Exercise description ->
Search the material for the word "devices" and report each line where it turns up.
The records below:
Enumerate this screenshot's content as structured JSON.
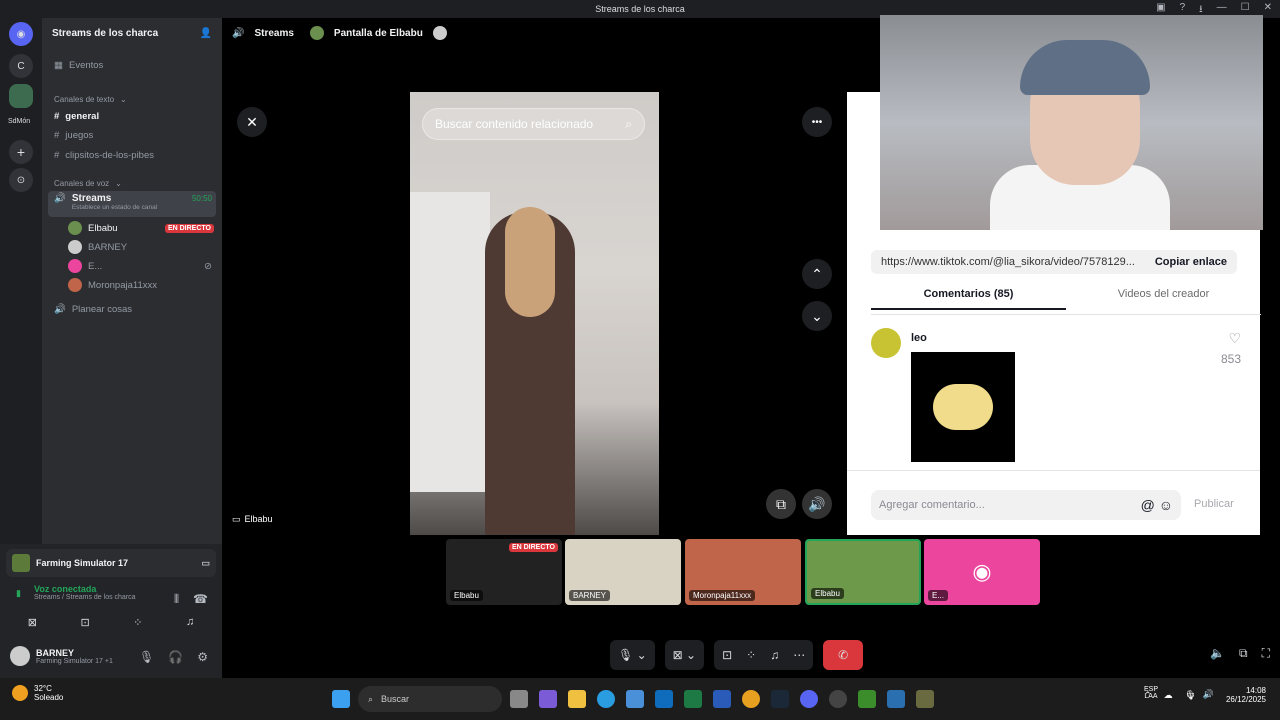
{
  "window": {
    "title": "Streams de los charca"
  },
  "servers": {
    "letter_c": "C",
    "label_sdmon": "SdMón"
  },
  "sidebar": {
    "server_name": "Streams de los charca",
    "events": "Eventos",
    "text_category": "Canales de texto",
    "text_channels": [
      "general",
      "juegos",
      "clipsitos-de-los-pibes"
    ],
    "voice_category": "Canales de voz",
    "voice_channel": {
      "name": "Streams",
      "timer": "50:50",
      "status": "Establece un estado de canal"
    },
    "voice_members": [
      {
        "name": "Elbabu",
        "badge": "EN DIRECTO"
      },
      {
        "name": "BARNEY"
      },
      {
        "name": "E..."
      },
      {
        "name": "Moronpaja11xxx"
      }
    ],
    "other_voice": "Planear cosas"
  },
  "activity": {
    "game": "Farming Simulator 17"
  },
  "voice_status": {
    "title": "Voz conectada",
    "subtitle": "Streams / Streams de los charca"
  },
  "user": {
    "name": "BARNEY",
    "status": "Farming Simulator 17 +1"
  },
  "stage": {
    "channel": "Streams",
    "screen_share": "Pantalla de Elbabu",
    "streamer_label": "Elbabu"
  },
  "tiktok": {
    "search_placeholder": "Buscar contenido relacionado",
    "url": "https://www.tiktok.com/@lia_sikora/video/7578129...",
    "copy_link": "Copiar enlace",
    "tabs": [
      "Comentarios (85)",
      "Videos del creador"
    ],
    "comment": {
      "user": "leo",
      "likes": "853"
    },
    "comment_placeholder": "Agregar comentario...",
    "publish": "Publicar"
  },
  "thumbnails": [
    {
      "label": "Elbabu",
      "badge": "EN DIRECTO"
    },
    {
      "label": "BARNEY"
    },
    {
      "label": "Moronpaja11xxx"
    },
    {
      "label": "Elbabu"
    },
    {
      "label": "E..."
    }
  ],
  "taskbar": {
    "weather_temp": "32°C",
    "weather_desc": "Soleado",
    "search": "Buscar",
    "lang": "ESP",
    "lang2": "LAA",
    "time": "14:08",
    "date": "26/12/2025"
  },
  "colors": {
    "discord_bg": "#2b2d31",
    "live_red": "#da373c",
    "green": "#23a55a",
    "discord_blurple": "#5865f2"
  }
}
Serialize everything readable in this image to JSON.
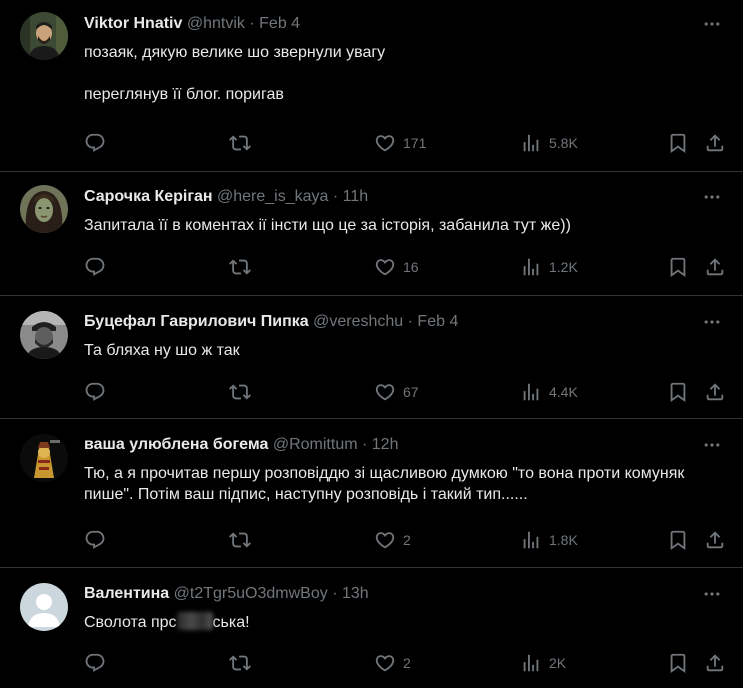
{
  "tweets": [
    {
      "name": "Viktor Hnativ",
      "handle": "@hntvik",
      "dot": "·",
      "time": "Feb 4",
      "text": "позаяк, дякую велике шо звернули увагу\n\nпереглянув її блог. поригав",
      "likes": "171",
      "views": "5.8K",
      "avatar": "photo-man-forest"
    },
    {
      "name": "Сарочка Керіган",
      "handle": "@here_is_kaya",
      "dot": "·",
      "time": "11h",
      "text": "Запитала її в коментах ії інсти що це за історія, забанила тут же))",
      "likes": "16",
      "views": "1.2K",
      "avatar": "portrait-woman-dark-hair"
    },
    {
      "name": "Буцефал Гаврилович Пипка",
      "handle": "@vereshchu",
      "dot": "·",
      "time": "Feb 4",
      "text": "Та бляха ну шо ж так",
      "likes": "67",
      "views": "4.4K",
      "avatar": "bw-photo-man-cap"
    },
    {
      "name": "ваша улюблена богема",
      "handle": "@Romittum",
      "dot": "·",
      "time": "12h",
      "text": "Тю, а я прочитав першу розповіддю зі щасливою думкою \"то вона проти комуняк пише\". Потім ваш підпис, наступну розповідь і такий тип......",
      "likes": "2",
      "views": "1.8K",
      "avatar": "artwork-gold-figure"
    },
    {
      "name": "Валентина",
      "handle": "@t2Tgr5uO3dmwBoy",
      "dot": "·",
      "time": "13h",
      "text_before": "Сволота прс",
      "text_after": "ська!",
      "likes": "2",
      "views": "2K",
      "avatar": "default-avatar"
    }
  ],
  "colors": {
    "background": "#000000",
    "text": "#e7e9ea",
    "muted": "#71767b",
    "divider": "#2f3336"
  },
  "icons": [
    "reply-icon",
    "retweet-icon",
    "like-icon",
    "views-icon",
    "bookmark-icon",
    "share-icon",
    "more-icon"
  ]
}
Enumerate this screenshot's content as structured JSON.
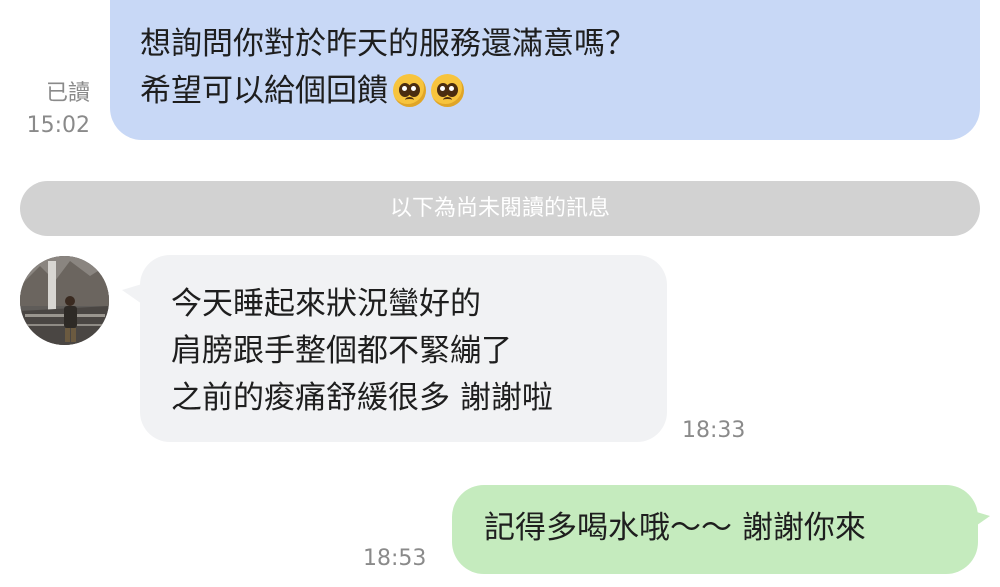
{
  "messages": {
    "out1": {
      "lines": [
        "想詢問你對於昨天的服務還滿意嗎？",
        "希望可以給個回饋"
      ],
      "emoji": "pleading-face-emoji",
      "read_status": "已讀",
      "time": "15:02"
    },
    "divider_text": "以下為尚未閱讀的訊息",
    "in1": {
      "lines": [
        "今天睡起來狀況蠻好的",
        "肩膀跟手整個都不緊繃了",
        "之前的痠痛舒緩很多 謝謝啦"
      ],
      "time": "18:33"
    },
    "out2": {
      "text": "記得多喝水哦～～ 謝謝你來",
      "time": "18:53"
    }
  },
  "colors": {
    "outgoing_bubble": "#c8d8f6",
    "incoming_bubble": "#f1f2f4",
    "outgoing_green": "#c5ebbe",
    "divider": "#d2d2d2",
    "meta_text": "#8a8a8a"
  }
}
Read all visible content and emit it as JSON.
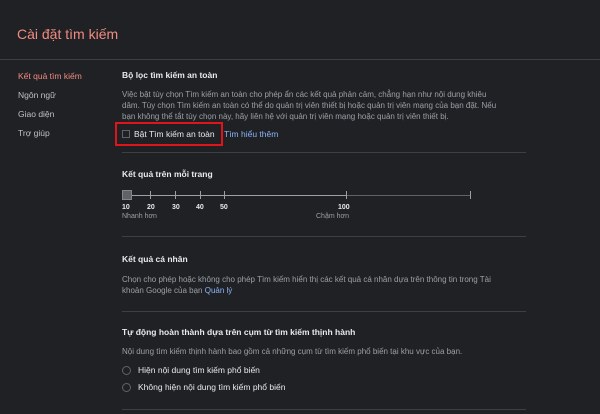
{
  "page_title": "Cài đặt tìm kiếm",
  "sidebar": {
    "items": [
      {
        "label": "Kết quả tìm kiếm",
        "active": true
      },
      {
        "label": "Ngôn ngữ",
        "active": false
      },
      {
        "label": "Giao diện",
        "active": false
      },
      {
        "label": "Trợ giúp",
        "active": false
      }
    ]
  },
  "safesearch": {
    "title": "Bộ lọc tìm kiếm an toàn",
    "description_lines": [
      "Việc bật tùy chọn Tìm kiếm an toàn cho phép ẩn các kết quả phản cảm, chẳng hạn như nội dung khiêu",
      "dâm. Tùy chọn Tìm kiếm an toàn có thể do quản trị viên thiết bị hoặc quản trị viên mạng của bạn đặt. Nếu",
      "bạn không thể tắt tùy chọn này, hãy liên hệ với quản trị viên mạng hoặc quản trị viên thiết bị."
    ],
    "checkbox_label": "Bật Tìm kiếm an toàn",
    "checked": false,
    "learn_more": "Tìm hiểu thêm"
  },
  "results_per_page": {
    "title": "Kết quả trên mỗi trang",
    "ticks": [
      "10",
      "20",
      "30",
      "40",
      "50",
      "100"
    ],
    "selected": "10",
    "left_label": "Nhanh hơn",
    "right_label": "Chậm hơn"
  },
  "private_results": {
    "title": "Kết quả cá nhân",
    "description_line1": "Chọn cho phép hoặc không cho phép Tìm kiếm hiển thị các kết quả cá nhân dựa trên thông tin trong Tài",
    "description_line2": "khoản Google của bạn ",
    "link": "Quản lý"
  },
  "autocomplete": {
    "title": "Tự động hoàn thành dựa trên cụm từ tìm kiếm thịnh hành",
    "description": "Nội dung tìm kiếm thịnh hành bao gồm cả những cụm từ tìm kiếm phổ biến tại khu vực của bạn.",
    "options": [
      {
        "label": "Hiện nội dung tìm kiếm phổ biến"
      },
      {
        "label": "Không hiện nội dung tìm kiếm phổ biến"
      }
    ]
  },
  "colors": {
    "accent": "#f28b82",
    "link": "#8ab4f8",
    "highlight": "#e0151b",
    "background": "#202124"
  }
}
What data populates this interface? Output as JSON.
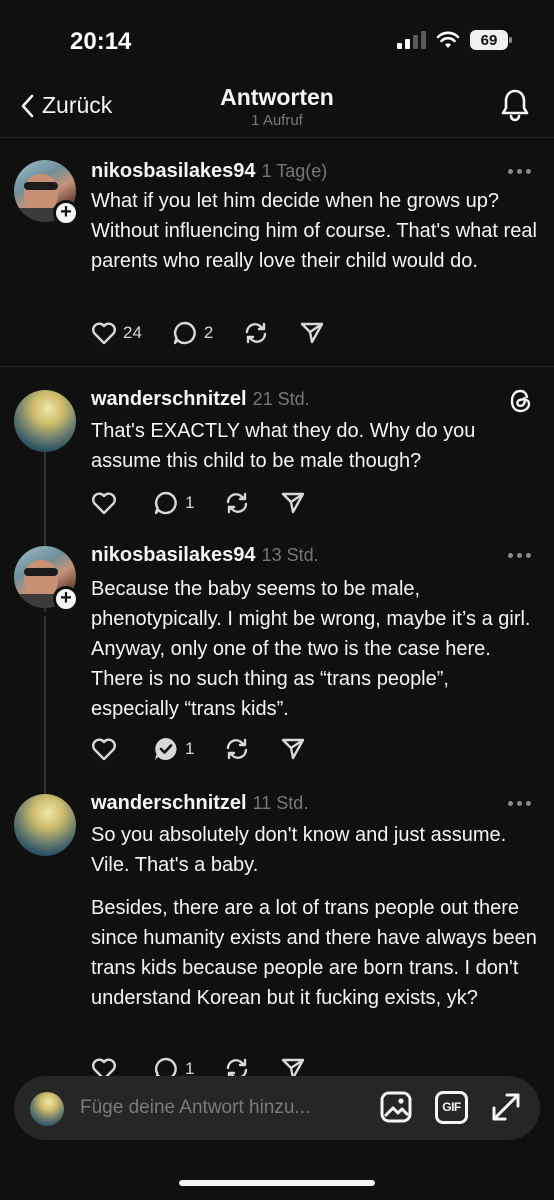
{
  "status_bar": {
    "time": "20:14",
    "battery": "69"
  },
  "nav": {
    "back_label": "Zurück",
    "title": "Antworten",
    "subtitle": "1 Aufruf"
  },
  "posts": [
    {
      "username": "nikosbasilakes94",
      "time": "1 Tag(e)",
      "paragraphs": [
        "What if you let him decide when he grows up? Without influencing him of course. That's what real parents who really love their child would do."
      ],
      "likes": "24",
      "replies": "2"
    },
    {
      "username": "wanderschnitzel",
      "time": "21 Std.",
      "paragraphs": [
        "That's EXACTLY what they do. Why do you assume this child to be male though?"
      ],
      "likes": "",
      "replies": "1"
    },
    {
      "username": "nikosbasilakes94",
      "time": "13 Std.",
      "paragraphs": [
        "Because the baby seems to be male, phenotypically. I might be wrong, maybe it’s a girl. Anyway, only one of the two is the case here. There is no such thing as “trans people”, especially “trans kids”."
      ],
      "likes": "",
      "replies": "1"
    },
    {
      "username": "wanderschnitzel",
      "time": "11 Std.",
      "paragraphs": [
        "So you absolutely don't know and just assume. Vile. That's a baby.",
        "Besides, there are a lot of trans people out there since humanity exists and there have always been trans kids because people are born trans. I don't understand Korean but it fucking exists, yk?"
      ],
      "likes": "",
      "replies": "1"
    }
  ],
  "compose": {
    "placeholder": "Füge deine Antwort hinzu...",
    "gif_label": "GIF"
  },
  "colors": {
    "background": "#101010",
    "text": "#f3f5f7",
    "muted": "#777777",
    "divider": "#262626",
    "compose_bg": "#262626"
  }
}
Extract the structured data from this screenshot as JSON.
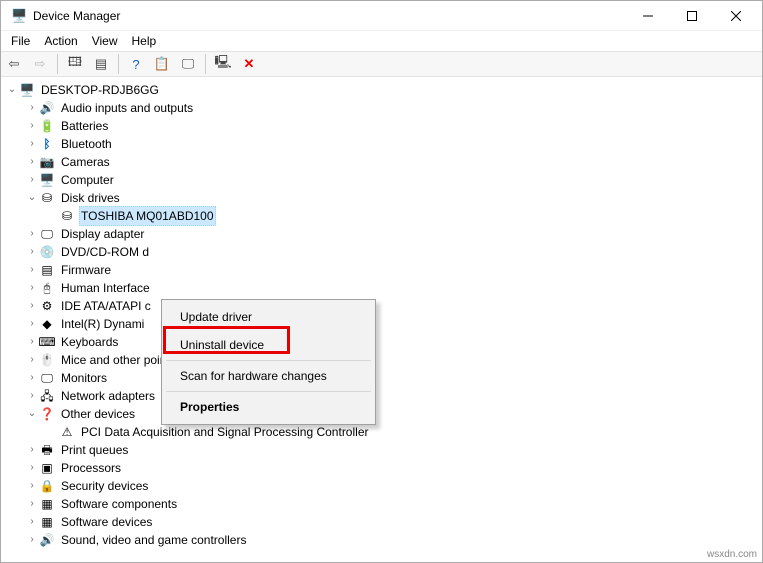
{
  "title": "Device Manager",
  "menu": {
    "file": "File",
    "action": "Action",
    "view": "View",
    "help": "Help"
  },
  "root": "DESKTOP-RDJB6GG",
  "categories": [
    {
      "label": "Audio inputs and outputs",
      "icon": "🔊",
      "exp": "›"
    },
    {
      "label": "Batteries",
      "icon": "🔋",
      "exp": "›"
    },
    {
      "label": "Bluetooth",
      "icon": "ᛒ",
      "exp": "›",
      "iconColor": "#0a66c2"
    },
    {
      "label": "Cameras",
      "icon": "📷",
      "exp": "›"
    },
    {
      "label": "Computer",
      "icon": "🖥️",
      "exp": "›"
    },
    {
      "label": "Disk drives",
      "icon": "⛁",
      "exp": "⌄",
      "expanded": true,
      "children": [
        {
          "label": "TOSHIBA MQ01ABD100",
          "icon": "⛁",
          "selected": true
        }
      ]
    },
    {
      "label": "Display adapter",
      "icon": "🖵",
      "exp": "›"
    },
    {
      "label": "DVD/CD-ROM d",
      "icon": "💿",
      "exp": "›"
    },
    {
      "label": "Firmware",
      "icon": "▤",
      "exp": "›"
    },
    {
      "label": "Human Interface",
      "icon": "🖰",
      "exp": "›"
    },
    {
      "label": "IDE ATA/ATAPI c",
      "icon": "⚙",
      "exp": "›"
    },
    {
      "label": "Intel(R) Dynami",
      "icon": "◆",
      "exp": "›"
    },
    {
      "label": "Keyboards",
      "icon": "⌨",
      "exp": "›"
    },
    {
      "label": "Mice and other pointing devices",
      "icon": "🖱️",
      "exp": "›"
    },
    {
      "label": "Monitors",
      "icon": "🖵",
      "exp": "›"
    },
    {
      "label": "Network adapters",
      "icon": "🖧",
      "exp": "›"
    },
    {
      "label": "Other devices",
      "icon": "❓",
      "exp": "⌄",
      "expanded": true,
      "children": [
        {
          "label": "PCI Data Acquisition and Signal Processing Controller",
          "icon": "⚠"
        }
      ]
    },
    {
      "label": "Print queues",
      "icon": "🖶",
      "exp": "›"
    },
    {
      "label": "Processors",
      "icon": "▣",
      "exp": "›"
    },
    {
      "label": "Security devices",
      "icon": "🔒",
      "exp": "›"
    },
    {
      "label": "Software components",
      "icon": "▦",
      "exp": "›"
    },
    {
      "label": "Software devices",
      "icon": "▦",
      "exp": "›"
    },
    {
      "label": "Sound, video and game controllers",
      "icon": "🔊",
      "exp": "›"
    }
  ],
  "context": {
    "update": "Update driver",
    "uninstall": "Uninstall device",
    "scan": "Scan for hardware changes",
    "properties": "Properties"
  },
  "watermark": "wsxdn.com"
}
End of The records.
Exercise response ->
      "label": "Mice and other pointing devices",
      "label": "Other devices",
      "label": "Security devices",
      "label": "Software devices",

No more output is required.